What is needed
Please restate every record below word for word.

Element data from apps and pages
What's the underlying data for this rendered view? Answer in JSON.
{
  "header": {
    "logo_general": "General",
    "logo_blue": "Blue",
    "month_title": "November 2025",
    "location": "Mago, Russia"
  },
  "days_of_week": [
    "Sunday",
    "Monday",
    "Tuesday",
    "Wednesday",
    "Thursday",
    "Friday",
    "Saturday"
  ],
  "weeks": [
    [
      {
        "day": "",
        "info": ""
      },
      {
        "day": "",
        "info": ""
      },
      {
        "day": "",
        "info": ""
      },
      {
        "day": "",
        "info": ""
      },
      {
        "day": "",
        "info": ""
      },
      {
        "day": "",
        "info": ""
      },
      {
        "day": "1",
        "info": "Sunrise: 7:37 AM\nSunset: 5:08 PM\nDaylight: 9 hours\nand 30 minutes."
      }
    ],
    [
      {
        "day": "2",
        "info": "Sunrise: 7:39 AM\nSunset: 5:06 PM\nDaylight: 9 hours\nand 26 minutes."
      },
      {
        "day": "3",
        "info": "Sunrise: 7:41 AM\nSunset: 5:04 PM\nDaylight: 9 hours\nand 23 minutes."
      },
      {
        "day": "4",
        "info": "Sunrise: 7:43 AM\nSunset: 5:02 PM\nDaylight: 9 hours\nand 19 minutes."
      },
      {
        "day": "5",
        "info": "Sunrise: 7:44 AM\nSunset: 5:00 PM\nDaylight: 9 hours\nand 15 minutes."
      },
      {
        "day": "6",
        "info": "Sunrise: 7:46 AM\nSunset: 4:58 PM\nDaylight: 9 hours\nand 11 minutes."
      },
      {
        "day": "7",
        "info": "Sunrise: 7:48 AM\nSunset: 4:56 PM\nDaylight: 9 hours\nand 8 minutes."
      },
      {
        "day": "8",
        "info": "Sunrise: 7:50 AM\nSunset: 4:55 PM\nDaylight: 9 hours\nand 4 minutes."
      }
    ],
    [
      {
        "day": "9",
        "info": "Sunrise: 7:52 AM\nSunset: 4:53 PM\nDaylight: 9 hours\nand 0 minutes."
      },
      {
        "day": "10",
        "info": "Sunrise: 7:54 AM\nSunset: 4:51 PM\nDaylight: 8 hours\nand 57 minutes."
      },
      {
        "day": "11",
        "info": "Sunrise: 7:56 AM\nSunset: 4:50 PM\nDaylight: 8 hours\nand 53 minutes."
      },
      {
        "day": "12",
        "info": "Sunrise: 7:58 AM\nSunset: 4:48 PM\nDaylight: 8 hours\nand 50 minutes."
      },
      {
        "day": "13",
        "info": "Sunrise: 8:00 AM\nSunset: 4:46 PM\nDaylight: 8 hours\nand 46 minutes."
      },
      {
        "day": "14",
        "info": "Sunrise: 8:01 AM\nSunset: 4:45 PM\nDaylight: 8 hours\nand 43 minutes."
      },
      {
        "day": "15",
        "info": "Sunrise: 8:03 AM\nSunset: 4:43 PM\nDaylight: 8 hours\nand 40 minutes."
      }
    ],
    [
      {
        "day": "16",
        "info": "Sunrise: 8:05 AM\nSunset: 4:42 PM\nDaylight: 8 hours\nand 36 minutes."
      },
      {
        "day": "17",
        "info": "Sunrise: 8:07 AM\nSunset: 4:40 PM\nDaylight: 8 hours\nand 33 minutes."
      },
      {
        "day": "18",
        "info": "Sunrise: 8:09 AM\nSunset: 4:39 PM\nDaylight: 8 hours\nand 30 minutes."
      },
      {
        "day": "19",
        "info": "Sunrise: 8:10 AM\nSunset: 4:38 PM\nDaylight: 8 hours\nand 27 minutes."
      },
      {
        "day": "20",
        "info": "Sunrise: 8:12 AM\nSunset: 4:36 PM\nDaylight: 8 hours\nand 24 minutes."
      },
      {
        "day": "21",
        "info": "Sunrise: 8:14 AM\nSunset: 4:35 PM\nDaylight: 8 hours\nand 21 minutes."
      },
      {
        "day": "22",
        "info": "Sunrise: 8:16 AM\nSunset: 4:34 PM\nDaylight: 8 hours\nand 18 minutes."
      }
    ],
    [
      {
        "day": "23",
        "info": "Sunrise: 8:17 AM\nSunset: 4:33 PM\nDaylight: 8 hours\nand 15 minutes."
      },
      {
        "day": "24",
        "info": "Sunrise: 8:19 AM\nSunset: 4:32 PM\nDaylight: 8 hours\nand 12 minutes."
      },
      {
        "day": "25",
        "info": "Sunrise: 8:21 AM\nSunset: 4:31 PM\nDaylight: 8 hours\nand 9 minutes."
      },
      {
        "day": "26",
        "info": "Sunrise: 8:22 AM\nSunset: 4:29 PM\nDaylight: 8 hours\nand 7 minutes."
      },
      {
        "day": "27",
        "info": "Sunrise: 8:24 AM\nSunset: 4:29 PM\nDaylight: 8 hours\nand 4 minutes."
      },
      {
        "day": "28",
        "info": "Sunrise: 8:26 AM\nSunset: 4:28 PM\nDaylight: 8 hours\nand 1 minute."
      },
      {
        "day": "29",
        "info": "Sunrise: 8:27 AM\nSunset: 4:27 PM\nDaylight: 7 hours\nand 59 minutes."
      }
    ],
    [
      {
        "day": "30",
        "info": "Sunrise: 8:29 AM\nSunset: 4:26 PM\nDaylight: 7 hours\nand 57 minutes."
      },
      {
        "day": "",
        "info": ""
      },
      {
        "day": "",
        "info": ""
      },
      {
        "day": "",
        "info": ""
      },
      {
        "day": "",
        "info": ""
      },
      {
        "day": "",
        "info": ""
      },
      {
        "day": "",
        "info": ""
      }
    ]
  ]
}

Task solution
What's the underlying data for this rendered view? Answer in JSON.
{
  "header": {
    "logo_general": "General",
    "logo_blue": "Blue",
    "month_title": "November 2025",
    "location": "Mago, Russia"
  },
  "days_of_week": [
    "Sunday",
    "Monday",
    "Tuesday",
    "Wednesday",
    "Thursday",
    "Friday",
    "Saturday"
  ],
  "weeks": [
    [
      {
        "day": "",
        "info": ""
      },
      {
        "day": "",
        "info": ""
      },
      {
        "day": "",
        "info": ""
      },
      {
        "day": "",
        "info": ""
      },
      {
        "day": "",
        "info": ""
      },
      {
        "day": "",
        "info": ""
      },
      {
        "day": "1",
        "info": "Sunrise: 7:37 AM\nSunset: 5:08 PM\nDaylight: 9 hours\nand 30 minutes."
      }
    ],
    [
      {
        "day": "2",
        "info": "Sunrise: 7:39 AM\nSunset: 5:06 PM\nDaylight: 9 hours\nand 26 minutes."
      },
      {
        "day": "3",
        "info": "Sunrise: 7:41 AM\nSunset: 5:04 PM\nDaylight: 9 hours\nand 23 minutes."
      },
      {
        "day": "4",
        "info": "Sunrise: 7:43 AM\nSunset: 5:02 PM\nDaylight: 9 hours\nand 19 minutes."
      },
      {
        "day": "5",
        "info": "Sunrise: 7:44 AM\nSunset: 5:00 PM\nDaylight: 9 hours\nand 15 minutes."
      },
      {
        "day": "6",
        "info": "Sunrise: 7:46 AM\nSunset: 4:58 PM\nDaylight: 9 hours\nand 11 minutes."
      },
      {
        "day": "7",
        "info": "Sunrise: 7:48 AM\nSunset: 4:56 PM\nDaylight: 9 hours\nand 8 minutes."
      },
      {
        "day": "8",
        "info": "Sunrise: 7:50 AM\nSunset: 4:55 PM\nDaylight: 9 hours\nand 4 minutes."
      }
    ],
    [
      {
        "day": "9",
        "info": "Sunrise: 7:52 AM\nSunset: 4:53 PM\nDaylight: 9 hours\nand 0 minutes."
      },
      {
        "day": "10",
        "info": "Sunrise: 7:54 AM\nSunset: 4:51 PM\nDaylight: 8 hours\nand 57 minutes."
      },
      {
        "day": "11",
        "info": "Sunrise: 7:56 AM\nSunset: 4:50 PM\nDaylight: 8 hours\nand 53 minutes."
      },
      {
        "day": "12",
        "info": "Sunrise: 7:58 AM\nSunset: 4:48 PM\nDaylight: 8 hours\nand 50 minutes."
      },
      {
        "day": "13",
        "info": "Sunrise: 8:00 AM\nSunset: 4:46 PM\nDaylight: 8 hours\nand 46 minutes."
      },
      {
        "day": "14",
        "info": "Sunrise: 8:01 AM\nSunset: 4:45 PM\nDaylight: 8 hours\nand 43 minutes."
      },
      {
        "day": "15",
        "info": "Sunrise: 8:03 AM\nSunset: 4:43 PM\nDaylight: 8 hours\nand 40 minutes."
      }
    ],
    [
      {
        "day": "16",
        "info": "Sunrise: 8:05 AM\nSunset: 4:42 PM\nDaylight: 8 hours\nand 36 minutes."
      },
      {
        "day": "17",
        "info": "Sunrise: 8:07 AM\nSunset: 4:40 PM\nDaylight: 8 hours\nand 33 minutes."
      },
      {
        "day": "18",
        "info": "Sunrise: 8:09 AM\nSunset: 4:39 PM\nDaylight: 8 hours\nand 30 minutes."
      },
      {
        "day": "19",
        "info": "Sunrise: 8:10 AM\nSunset: 4:38 PM\nDaylight: 8 hours\nand 27 minutes."
      },
      {
        "day": "20",
        "info": "Sunrise: 8:12 AM\nSunset: 4:36 PM\nDaylight: 8 hours\nand 24 minutes."
      },
      {
        "day": "21",
        "info": "Sunrise: 8:14 AM\nSunset: 4:35 PM\nDaylight: 8 hours\nand 21 minutes."
      },
      {
        "day": "22",
        "info": "Sunrise: 8:16 AM\nSunset: 4:34 PM\nDaylight: 8 hours\nand 18 minutes."
      }
    ],
    [
      {
        "day": "23",
        "info": "Sunrise: 8:17 AM\nSunset: 4:33 PM\nDaylight: 8 hours\nand 15 minutes."
      },
      {
        "day": "24",
        "info": "Sunrise: 8:19 AM\nSunset: 4:32 PM\nDaylight: 8 hours\nand 12 minutes."
      },
      {
        "day": "25",
        "info": "Sunrise: 8:21 AM\nSunset: 4:31 PM\nDaylight: 8 hours\nand 9 minutes."
      },
      {
        "day": "26",
        "info": "Sunrise: 8:22 AM\nSunset: 4:29 PM\nDaylight: 8 hours\nand 7 minutes."
      },
      {
        "day": "27",
        "info": "Sunrise: 8:24 AM\nSunset: 4:29 PM\nDaylight: 8 hours\nand 4 minutes."
      },
      {
        "day": "28",
        "info": "Sunrise: 8:26 AM\nSunset: 4:28 PM\nDaylight: 8 hours\nand 1 minute."
      },
      {
        "day": "29",
        "info": "Sunrise: 8:27 AM\nSunset: 4:27 PM\nDaylight: 7 hours\nand 59 minutes."
      }
    ],
    [
      {
        "day": "30",
        "info": "Sunrise: 8:29 AM\nSunset: 4:26 PM\nDaylight: 7 hours\nand 57 minutes."
      },
      {
        "day": "",
        "info": ""
      },
      {
        "day": "",
        "info": ""
      },
      {
        "day": "",
        "info": ""
      },
      {
        "day": "",
        "info": ""
      },
      {
        "day": "",
        "info": ""
      },
      {
        "day": "",
        "info": ""
      }
    ]
  ]
}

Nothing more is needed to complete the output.